Headroom in front and rear is about on par, and the Accord's trunk space of 15.8 cubic feet is up from last year's 14.7 cubic feet but less than the 16.4 in the Sonata.
The new, front-wheel drive Accord is quieter than the old model, and in the Touring model, rode smoothly and handled curvy mountain roads with poise. Steering is a bit on the light side.
Honda devotees will appreciate the low cowl which, with slimmer-than-some-competitors' metal pillars at the sides of the windshield, gives an airier feel to the front seats.
The middle of the dashboard in the Touring model commanded attention because it had not one, but two, large display screens.

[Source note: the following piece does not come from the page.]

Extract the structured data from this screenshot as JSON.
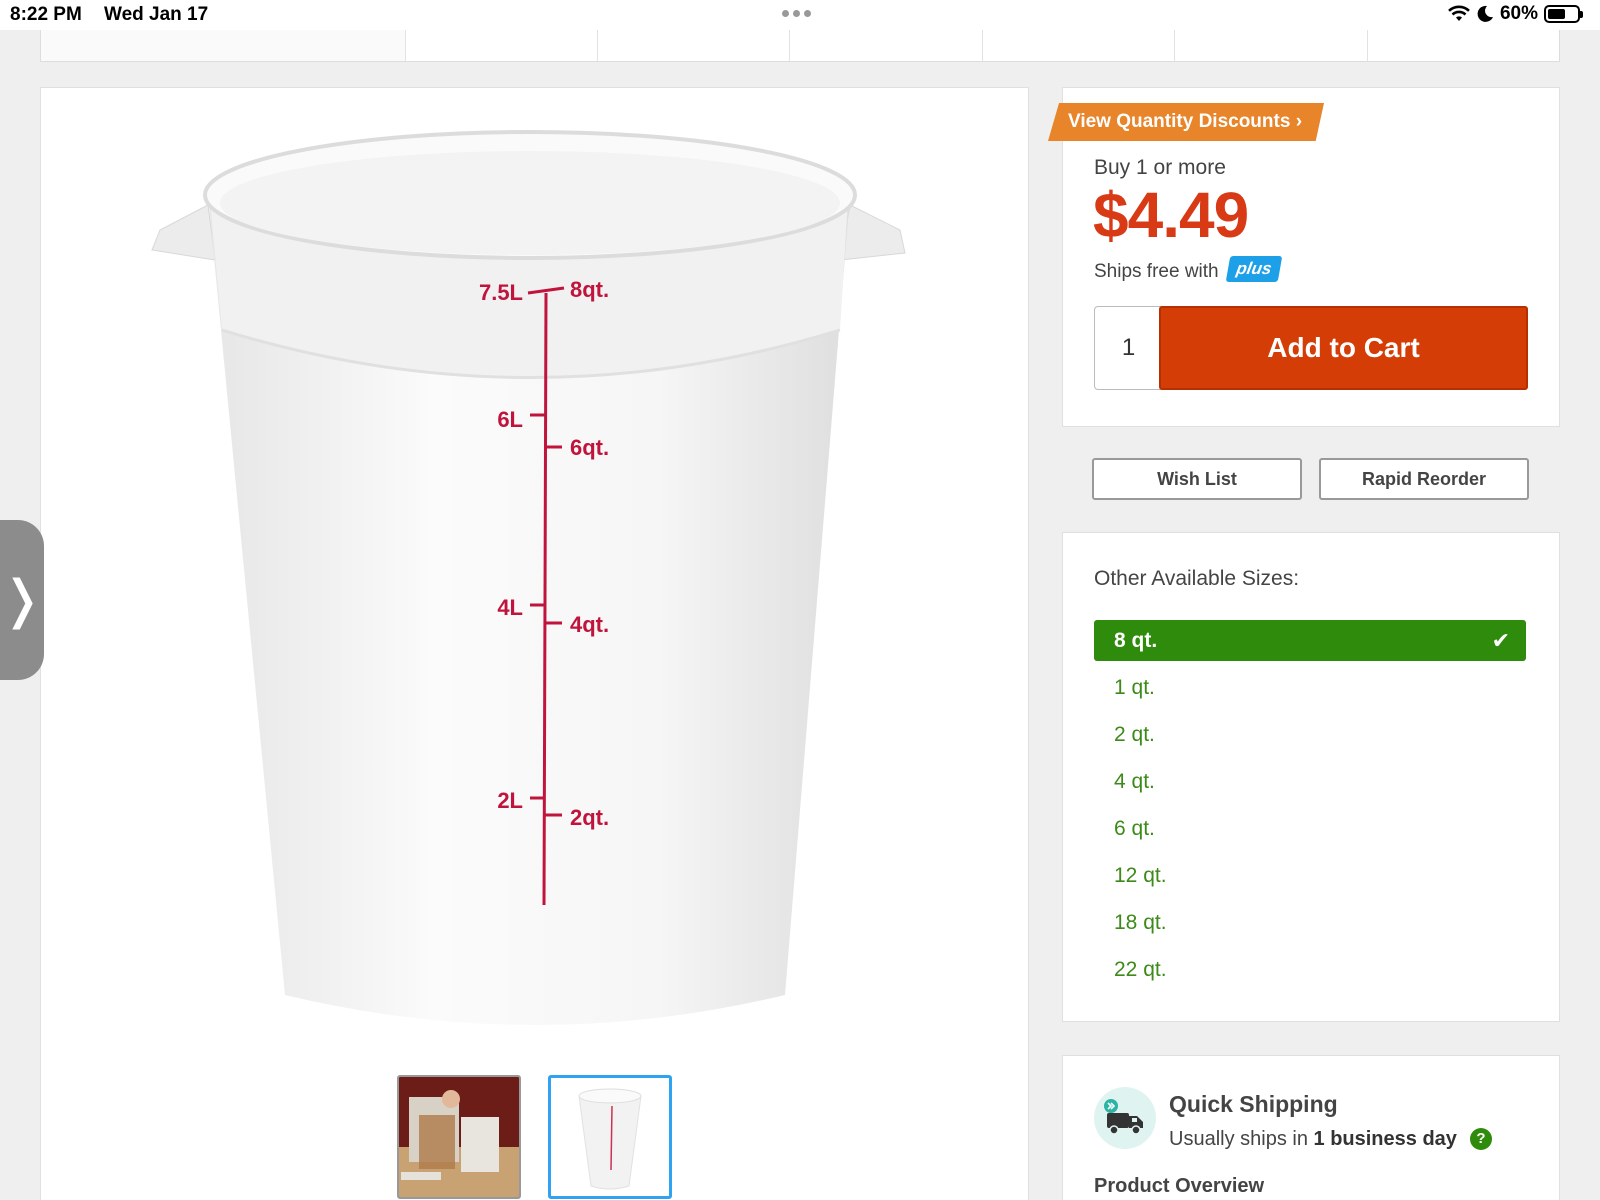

The top one handled navigation items.
The lower one displayed views from the rearview camera and, more strikingly, a new LaneWatch blind spot system that's standard on EX and higher Accords. The first few times it activated, which was during right-hand turns, the driver was mesmerized by the clear portrayal of the curbs and sidewalk crossings displayed as the car passed by. It's not a view normally seen by a driver. Note this LaneWatch camera works only for the passenger side of the car.

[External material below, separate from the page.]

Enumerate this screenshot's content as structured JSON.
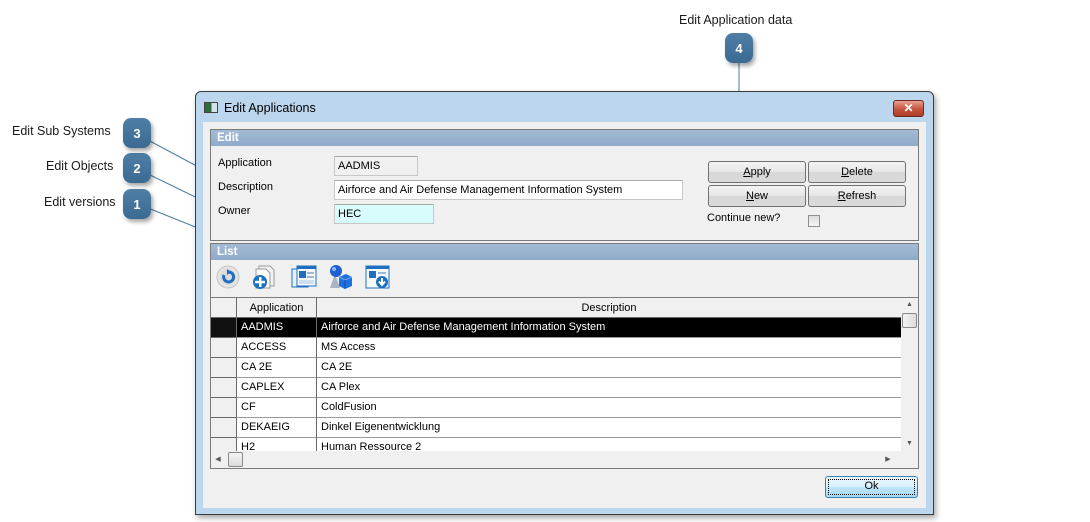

Meantime, the rearview camera on the test car had a snafu once, turning on as the car traveled forward down an avenue. The camera stayed on for nearly a mile.
After the car was turned off and restarted, the rear view was only seen when it was supposed to â¿¿ when the car is in "reverse."
Seats were soft-to-firm, and fit and finish inside and out was excellent on the test car.
Standard safety equipment includes six air bags, front-seat active head restraints to reduce whiplash, electronic stability control and traction control.